'''
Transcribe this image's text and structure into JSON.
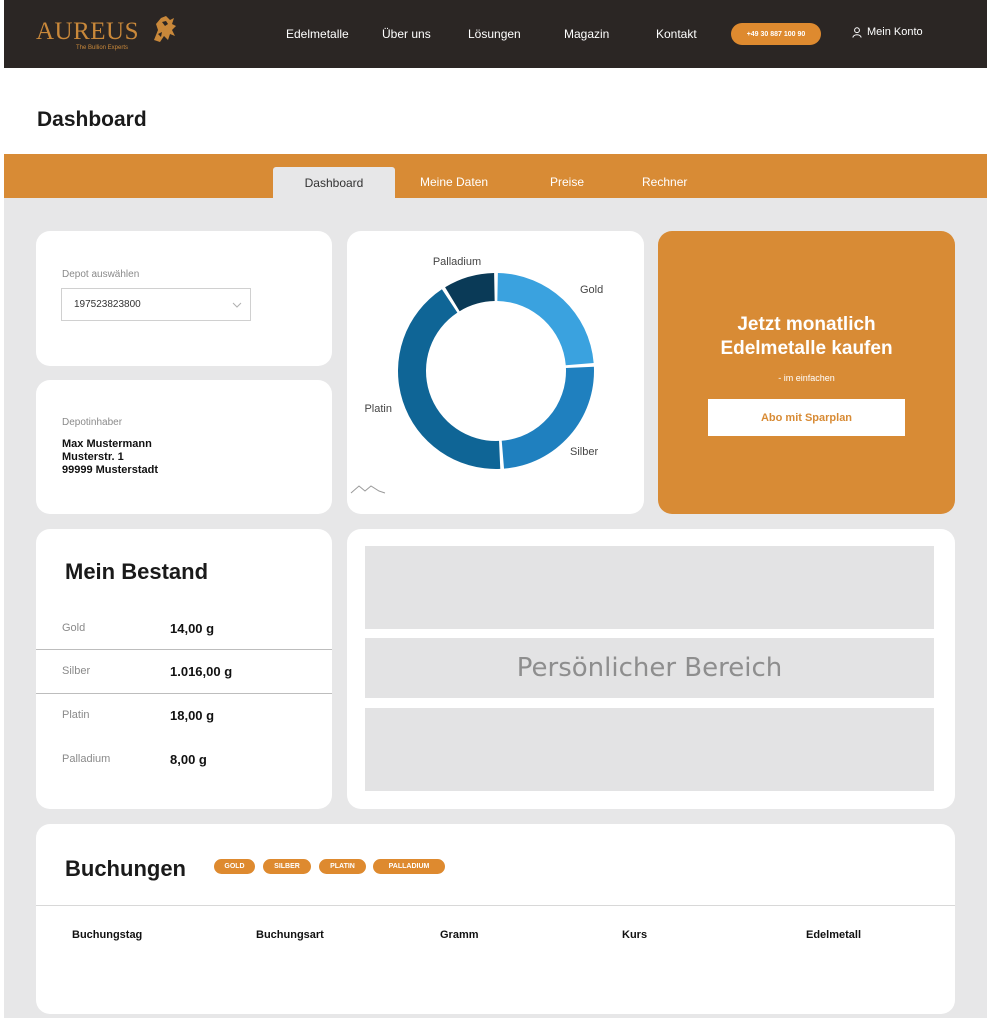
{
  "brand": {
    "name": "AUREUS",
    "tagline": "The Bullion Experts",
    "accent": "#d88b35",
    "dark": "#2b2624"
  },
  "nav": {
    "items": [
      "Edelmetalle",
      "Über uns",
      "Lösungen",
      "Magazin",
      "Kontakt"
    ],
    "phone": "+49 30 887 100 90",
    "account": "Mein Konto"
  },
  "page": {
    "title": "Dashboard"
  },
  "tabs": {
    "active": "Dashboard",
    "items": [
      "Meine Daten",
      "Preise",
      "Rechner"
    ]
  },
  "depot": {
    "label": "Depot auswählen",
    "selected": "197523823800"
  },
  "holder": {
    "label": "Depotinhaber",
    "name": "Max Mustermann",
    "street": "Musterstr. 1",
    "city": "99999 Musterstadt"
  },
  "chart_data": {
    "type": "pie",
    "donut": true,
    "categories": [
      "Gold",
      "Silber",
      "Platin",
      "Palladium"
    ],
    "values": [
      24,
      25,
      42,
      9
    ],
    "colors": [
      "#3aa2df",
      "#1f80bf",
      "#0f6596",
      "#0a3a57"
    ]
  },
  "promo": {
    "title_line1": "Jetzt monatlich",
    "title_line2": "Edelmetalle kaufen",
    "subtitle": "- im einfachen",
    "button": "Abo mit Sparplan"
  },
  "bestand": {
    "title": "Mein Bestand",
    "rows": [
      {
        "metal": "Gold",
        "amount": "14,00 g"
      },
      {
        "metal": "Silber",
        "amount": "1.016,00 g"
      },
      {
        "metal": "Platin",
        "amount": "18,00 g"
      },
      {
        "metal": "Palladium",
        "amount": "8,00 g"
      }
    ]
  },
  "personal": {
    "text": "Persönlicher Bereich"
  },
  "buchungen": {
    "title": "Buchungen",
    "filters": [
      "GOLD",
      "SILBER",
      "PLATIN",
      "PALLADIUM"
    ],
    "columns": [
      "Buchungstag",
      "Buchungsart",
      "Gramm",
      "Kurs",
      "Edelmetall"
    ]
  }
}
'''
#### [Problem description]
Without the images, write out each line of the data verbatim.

#### [Written answer]
Transcribe this image's text and structure into JSON.
{
  "brand": {
    "name": "AUREUS",
    "tagline": "The Bullion Experts",
    "accent": "#d88b35",
    "dark": "#2b2624"
  },
  "nav": {
    "items": [
      "Edelmetalle",
      "Über uns",
      "Lösungen",
      "Magazin",
      "Kontakt"
    ],
    "phone": "+49 30 887 100 90",
    "account": "Mein Konto"
  },
  "page": {
    "title": "Dashboard"
  },
  "tabs": {
    "active": "Dashboard",
    "items": [
      "Meine Daten",
      "Preise",
      "Rechner"
    ]
  },
  "depot": {
    "label": "Depot auswählen",
    "selected": "197523823800"
  },
  "holder": {
    "label": "Depotinhaber",
    "name": "Max Mustermann",
    "street": "Musterstr. 1",
    "city": "99999 Musterstadt"
  },
  "chart_data": {
    "type": "pie",
    "donut": true,
    "categories": [
      "Gold",
      "Silber",
      "Platin",
      "Palladium"
    ],
    "values": [
      24,
      25,
      42,
      9
    ],
    "colors": [
      "#3aa2df",
      "#1f80bf",
      "#0f6596",
      "#0a3a57"
    ]
  },
  "promo": {
    "title_line1": "Jetzt monatlich",
    "title_line2": "Edelmetalle kaufen",
    "subtitle": "- im einfachen",
    "button": "Abo mit Sparplan"
  },
  "bestand": {
    "title": "Mein Bestand",
    "rows": [
      {
        "metal": "Gold",
        "amount": "14,00 g"
      },
      {
        "metal": "Silber",
        "amount": "1.016,00 g"
      },
      {
        "metal": "Platin",
        "amount": "18,00 g"
      },
      {
        "metal": "Palladium",
        "amount": "8,00 g"
      }
    ]
  },
  "personal": {
    "text": "Persönlicher Bereich"
  },
  "buchungen": {
    "title": "Buchungen",
    "filters": [
      "GOLD",
      "SILBER",
      "PLATIN",
      "PALLADIUM"
    ],
    "columns": [
      "Buchungstag",
      "Buchungsart",
      "Gramm",
      "Kurs",
      "Edelmetall"
    ]
  }
}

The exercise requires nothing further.